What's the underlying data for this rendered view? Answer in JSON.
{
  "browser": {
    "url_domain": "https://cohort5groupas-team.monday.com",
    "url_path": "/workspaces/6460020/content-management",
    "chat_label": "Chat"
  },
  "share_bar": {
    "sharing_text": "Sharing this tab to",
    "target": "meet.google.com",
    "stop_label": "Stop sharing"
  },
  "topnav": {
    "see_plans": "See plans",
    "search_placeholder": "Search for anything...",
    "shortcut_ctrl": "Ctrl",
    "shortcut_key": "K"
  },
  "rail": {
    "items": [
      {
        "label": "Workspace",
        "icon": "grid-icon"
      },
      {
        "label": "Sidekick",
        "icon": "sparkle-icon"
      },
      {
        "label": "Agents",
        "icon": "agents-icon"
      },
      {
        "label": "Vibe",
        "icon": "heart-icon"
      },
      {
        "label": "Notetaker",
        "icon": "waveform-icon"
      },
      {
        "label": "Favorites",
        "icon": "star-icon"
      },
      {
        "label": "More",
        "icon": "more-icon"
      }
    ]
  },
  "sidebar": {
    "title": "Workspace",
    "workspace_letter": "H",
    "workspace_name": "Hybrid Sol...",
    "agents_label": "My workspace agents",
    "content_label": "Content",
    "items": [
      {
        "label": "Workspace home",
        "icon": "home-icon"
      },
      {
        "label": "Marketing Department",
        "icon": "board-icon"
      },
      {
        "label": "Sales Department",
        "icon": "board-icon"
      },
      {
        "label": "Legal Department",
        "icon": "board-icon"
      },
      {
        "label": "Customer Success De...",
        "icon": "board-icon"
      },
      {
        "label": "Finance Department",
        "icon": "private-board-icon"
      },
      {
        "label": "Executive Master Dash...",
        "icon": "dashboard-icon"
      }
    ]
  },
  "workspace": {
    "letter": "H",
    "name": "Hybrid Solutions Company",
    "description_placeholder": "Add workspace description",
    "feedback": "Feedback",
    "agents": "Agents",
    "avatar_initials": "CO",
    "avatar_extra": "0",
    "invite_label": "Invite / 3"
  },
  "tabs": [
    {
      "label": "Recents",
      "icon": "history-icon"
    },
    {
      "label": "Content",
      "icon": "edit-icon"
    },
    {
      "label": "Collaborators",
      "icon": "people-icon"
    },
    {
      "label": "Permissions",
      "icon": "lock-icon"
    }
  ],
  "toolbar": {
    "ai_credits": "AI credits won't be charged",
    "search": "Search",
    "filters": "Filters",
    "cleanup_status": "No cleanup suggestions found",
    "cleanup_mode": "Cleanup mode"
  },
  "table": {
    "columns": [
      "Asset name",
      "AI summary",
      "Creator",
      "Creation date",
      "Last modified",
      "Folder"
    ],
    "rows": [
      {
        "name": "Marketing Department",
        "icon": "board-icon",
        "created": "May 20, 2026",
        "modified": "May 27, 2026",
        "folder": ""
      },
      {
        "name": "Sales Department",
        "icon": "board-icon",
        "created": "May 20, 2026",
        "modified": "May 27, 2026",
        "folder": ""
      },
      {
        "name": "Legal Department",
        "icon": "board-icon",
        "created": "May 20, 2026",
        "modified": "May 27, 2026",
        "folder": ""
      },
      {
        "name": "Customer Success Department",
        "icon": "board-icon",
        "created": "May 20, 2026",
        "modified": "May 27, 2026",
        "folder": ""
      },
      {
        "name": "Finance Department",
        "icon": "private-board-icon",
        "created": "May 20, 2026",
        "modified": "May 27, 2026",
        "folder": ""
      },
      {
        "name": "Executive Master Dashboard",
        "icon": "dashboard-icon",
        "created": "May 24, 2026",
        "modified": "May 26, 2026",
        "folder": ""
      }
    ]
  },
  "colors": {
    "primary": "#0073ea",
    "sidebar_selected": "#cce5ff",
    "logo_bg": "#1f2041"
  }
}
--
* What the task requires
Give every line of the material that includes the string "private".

* Result below
        "icon": "private-board-icon"
        "icon": "private-board-icon",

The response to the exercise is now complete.